To celebrate the launch of our virtual exhibition, Franklin in Portraits, join us for a series of talks about Benjamin Franklin’s most famous portraits. We continue our series with a discussion on the differences between two versions of the same portrait: Benjamin Franklin by David Martin and the copy made by Charles Willson Peale in 1785, given to the American Philosophical Society. The original portrait by Martin was commissioned by Robert Alexander of the firm of William Alexander & Sons, in Edinburgh. It is meant to represent Benjamin Franklin as an Enlightenment figure and English gentleman. It is also one of the rare portraits done during his time in London while he was living at 36 Craven Street (Benjamin Franklin House). Join Dr. Janine Yorimoto Boldt and Dr George Boudreau for a discussion on the differences between the two paintings and what these differences symbolize for Early American portraiture.
Dr George Boudreau is a cultural historian of early Anglo-America, specializing in the history of Philadelphia, the work of Benjamin Franklin, material culture, and public history.
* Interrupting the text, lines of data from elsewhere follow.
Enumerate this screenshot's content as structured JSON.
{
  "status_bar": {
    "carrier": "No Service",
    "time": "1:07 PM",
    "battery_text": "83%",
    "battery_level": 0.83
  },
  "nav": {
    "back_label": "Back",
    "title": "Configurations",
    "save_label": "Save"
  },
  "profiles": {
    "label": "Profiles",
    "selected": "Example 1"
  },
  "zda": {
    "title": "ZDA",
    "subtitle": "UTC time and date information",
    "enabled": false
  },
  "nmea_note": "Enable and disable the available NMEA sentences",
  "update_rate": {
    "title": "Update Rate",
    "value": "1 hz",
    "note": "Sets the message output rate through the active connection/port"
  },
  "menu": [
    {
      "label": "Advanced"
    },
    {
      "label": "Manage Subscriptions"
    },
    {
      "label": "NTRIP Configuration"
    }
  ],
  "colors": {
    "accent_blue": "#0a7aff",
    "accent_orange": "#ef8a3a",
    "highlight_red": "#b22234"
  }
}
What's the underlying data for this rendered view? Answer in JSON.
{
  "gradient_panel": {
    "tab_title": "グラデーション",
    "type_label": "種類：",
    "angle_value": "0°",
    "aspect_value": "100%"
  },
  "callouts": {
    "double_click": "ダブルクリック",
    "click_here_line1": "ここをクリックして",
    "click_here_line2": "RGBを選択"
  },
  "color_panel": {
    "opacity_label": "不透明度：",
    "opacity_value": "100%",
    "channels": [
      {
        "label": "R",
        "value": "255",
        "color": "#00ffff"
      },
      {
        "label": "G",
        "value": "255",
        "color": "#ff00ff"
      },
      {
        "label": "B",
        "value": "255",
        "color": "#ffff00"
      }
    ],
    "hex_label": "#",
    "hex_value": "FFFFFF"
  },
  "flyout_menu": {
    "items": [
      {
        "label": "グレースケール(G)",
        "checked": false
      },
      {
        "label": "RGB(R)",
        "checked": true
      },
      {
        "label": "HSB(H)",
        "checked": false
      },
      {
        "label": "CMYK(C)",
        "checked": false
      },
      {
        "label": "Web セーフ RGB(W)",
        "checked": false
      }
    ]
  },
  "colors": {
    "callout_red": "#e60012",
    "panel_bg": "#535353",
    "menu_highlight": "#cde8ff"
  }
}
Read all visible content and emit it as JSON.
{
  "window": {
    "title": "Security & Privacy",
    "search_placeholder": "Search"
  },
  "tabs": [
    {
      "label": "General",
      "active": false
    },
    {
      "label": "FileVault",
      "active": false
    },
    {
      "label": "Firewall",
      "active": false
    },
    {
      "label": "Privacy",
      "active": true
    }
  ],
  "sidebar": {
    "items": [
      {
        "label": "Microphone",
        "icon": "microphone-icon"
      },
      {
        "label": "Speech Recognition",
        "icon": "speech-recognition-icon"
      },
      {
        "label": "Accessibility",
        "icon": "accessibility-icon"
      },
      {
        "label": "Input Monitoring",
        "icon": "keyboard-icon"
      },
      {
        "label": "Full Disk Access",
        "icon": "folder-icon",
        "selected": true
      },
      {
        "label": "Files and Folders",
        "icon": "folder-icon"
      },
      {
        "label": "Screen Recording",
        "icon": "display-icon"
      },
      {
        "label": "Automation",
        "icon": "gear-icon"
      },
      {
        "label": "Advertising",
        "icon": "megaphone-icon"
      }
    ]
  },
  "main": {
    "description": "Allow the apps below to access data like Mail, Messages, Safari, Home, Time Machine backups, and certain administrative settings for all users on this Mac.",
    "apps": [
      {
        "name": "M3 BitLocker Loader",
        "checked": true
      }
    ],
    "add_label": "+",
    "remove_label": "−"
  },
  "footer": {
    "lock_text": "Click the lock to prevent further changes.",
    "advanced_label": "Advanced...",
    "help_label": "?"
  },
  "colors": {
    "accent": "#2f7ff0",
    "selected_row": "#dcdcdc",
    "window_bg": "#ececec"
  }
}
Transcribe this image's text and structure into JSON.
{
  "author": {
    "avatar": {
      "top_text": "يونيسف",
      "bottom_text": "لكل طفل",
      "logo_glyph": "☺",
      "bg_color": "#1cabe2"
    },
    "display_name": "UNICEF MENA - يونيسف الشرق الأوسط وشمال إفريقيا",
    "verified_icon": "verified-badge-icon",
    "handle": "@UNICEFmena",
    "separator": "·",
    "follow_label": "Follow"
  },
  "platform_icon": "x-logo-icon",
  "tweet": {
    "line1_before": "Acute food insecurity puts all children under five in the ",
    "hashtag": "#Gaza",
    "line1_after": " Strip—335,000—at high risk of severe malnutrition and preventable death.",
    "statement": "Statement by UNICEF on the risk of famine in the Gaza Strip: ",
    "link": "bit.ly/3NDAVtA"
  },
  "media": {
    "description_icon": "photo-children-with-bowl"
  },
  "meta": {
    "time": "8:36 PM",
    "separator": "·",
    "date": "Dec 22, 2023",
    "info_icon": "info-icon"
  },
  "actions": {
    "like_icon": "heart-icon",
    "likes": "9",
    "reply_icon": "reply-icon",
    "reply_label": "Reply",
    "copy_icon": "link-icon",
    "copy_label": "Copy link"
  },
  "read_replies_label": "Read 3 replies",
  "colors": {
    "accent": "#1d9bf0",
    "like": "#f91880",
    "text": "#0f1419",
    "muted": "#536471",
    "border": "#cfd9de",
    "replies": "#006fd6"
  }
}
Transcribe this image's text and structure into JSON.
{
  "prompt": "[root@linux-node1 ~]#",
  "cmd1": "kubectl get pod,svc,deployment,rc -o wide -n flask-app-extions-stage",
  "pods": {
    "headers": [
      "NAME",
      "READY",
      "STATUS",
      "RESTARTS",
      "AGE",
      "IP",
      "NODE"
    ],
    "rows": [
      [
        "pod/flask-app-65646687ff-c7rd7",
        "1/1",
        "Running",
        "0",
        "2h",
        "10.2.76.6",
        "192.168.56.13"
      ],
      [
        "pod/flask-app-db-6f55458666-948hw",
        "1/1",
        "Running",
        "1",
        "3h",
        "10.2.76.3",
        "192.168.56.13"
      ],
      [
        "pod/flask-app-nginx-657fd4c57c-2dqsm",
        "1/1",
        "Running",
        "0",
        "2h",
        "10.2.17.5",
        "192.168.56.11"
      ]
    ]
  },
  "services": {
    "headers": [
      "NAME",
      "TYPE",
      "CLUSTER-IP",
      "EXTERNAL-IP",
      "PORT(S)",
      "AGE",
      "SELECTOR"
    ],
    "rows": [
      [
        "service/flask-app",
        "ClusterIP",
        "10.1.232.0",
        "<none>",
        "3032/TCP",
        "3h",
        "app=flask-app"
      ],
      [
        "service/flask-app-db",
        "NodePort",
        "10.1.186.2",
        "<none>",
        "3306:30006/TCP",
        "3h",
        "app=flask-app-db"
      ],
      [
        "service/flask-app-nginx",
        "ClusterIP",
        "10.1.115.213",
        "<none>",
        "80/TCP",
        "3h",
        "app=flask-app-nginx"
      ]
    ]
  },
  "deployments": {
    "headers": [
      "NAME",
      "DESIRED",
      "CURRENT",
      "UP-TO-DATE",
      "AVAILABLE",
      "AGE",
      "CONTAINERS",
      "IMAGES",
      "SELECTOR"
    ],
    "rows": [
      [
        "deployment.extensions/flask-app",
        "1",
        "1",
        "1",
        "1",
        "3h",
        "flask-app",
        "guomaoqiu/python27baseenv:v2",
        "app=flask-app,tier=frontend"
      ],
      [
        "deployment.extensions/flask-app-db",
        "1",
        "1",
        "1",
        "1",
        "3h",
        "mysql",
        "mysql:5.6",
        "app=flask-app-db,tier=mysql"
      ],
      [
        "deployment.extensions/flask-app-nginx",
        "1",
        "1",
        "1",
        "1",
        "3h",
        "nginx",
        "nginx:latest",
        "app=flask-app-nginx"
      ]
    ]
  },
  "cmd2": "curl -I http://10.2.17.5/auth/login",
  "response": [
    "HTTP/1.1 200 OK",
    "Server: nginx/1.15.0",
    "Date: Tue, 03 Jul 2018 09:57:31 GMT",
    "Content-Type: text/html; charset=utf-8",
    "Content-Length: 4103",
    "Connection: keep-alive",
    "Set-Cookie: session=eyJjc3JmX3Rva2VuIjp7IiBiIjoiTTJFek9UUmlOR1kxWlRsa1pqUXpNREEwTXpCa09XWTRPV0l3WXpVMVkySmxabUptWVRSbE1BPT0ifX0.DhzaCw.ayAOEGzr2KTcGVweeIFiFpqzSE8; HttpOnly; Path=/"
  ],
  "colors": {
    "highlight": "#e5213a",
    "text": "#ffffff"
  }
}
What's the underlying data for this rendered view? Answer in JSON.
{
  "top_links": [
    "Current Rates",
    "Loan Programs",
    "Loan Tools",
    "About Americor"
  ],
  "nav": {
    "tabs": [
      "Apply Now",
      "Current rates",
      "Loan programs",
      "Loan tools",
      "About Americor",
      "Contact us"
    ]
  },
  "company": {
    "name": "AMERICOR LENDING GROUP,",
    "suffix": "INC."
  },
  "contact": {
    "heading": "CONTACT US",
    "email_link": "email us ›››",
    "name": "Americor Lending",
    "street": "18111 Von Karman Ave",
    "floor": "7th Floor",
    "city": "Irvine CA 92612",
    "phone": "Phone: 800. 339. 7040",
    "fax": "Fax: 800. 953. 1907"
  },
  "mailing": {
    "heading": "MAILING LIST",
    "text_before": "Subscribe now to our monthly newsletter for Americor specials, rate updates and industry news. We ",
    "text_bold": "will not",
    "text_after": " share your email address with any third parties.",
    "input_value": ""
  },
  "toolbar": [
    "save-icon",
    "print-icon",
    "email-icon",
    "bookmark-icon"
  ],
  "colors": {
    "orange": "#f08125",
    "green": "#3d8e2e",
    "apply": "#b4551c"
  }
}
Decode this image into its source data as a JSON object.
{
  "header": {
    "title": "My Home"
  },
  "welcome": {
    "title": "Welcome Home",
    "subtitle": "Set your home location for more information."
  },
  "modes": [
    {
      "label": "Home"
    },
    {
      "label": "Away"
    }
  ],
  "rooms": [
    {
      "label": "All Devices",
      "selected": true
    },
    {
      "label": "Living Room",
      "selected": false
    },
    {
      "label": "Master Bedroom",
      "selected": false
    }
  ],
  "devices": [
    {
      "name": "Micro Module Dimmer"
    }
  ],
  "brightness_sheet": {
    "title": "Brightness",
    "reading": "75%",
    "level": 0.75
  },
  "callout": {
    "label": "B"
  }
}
Boudreau was the founding editor of the journal Early American Studies, and has won six major grants from the National Endowment for the Humanities. He was a fellow at Fred W. Smith National Library for the Study of George Washington in 2019-20 and has previously completed fellowships at the Jamestown Rediscovery and the Omohundro Institute for Early American History and Culture at Williamsburg, the International Center for Jefferson Studies at Monticello, the Library Company of Philadelphia, Winterthur Museum and Library, the American Philosophical Society, and the David Library of the American Revolution. A 1998 Ph.D. from Indiana University, he is currently senior research associate at the McNeil Center for Early American Studies at the University of Pennsylvania and is a member of the Academic Advisory Panel for Benjamin Franklin House.
Dr. Janine Yorimoto Boldt is art historian and cultural historian specializing in early American visual culture. She is currently the Associate Curator of American Art at the Chazen Museum of Art at the University of Wisconsin-Madison. From 2018-2020 she was the Andrew W. Mellon Foundation Postdoctoral Curatorial Fellow at the American Philosophical Society where she was the lead curator for the exhibition Dr. Franklin, Citizen Scientist and co-curator for the 2019 exhibition Mapping a Nation: Shaping the Early American Republic. Boldt received her PhD in American Studies from William & Mary and her scholarship focuses on the social and political functions of colonial portraiture. She is the researcher behind ColonialVirginiaPortraits.org, a digital project produced in collaboration with the Omohundro Institute of Early American History & Culture. Her research has been supported by fellowships from Colonial Williamsburg, the Virginia Museum of History & Culture, Winterthur Museum and Library, the Decorative Arts Trust, and the Museum of Early Southern Decorative Arts.